## Task to carry out
The entries should be written out again exactly as they read.

+++ Information supplied

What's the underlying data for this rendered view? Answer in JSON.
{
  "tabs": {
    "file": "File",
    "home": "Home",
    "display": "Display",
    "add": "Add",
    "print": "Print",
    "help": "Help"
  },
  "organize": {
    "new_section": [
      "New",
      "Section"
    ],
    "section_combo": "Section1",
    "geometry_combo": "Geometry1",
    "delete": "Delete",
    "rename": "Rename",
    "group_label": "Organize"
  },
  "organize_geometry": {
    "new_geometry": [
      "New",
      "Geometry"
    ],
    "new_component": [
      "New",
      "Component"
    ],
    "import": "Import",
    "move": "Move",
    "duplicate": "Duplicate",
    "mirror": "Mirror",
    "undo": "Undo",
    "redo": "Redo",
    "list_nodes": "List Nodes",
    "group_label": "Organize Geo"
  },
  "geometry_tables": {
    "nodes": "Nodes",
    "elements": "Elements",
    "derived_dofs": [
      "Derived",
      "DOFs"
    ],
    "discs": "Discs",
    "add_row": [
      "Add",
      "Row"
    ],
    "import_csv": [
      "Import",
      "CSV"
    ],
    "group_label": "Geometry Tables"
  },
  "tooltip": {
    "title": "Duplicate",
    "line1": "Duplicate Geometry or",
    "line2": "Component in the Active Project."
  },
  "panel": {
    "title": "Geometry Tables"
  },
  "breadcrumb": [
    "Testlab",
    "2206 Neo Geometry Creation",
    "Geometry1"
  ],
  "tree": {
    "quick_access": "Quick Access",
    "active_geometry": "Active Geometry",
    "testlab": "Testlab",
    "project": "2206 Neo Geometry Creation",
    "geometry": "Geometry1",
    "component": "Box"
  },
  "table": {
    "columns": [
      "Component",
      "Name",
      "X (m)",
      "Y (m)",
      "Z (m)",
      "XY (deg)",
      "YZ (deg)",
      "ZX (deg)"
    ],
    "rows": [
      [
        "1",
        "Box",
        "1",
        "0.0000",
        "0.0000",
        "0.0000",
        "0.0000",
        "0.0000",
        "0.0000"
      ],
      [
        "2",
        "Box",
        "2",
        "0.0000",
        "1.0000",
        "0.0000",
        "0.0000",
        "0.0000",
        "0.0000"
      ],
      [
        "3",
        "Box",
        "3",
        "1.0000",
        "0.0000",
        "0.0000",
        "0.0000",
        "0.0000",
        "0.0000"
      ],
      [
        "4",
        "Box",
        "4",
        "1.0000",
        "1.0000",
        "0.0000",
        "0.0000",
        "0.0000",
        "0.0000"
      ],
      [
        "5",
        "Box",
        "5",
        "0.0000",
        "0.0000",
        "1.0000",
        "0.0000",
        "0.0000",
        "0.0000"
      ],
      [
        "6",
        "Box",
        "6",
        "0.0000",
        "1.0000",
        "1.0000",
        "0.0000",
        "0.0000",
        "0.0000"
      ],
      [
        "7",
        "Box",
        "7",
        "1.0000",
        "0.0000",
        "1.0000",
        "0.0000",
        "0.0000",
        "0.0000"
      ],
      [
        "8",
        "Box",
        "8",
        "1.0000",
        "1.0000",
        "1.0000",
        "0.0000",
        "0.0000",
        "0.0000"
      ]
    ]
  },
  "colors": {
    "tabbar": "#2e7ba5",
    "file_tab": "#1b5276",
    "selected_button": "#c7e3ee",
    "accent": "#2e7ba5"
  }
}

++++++

## Answer to the exercise
What's the underlying data for this rendered view? Answer in JSON.
{
  "tabs": {
    "file": "File",
    "home": "Home",
    "display": "Display",
    "add": "Add",
    "print": "Print",
    "help": "Help"
  },
  "organize": {
    "new_section": [
      "New",
      "Section"
    ],
    "section_combo": "Section1",
    "geometry_combo": "Geometry1",
    "delete": "Delete",
    "rename": "Rename",
    "group_label": "Organize"
  },
  "organize_geometry": {
    "new_geometry": [
      "New",
      "Geometry"
    ],
    "new_component": [
      "New",
      "Component"
    ],
    "import": "Import",
    "move": "Move",
    "duplicate": "Duplicate",
    "mirror": "Mirror",
    "undo": "Undo",
    "redo": "Redo",
    "list_nodes": "List Nodes",
    "group_label": "Organize Geo"
  },
  "geometry_tables": {
    "nodes": "Nodes",
    "elements": "Elements",
    "derived_dofs": [
      "Derived",
      "DOFs"
    ],
    "discs": "Discs",
    "add_row": [
      "Add",
      "Row"
    ],
    "import_csv": [
      "Import",
      "CSV"
    ],
    "group_label": "Geometry Tables"
  },
  "tooltip": {
    "title": "Duplicate",
    "line1": "Duplicate Geometry or",
    "line2": "Component in the Active Project."
  },
  "panel": {
    "title": "Geometry Tables"
  },
  "breadcrumb": [
    "Testlab",
    "2206 Neo Geometry Creation",
    "Geometry1"
  ],
  "tree": {
    "quick_access": "Quick Access",
    "active_geometry": "Active Geometry",
    "testlab": "Testlab",
    "project": "2206 Neo Geometry Creation",
    "geometry": "Geometry1",
    "component": "Box"
  },
  "table": {
    "columns": [
      "Component",
      "Name",
      "X (m)",
      "Y (m)",
      "Z (m)",
      "XY (deg)",
      "YZ (deg)",
      "ZX (deg)"
    ],
    "rows": [
      [
        "1",
        "Box",
        "1",
        "0.0000",
        "0.0000",
        "0.0000",
        "0.0000",
        "0.0000",
        "0.0000"
      ],
      [
        "2",
        "Box",
        "2",
        "0.0000",
        "1.0000",
        "0.0000",
        "0.0000",
        "0.0000",
        "0.0000"
      ],
      [
        "3",
        "Box",
        "3",
        "1.0000",
        "0.0000",
        "0.0000",
        "0.0000",
        "0.0000",
        "0.0000"
      ],
      [
        "4",
        "Box",
        "4",
        "1.0000",
        "1.0000",
        "0.0000",
        "0.0000",
        "0.0000",
        "0.0000"
      ],
      [
        "5",
        "Box",
        "5",
        "0.0000",
        "0.0000",
        "1.0000",
        "0.0000",
        "0.0000",
        "0.0000"
      ],
      [
        "6",
        "Box",
        "6",
        "0.0000",
        "1.0000",
        "1.0000",
        "0.0000",
        "0.0000",
        "0.0000"
      ],
      [
        "7",
        "Box",
        "7",
        "1.0000",
        "0.0000",
        "1.0000",
        "0.0000",
        "0.0000",
        "0.0000"
      ],
      [
        "8",
        "Box",
        "8",
        "1.0000",
        "1.0000",
        "1.0000",
        "0.0000",
        "0.0000",
        "0.0000"
      ]
    ]
  },
  "colors": {
    "tabbar": "#2e7ba5",
    "file_tab": "#1b5276",
    "selected_button": "#c7e3ee",
    "accent": "#2e7ba5"
  }
}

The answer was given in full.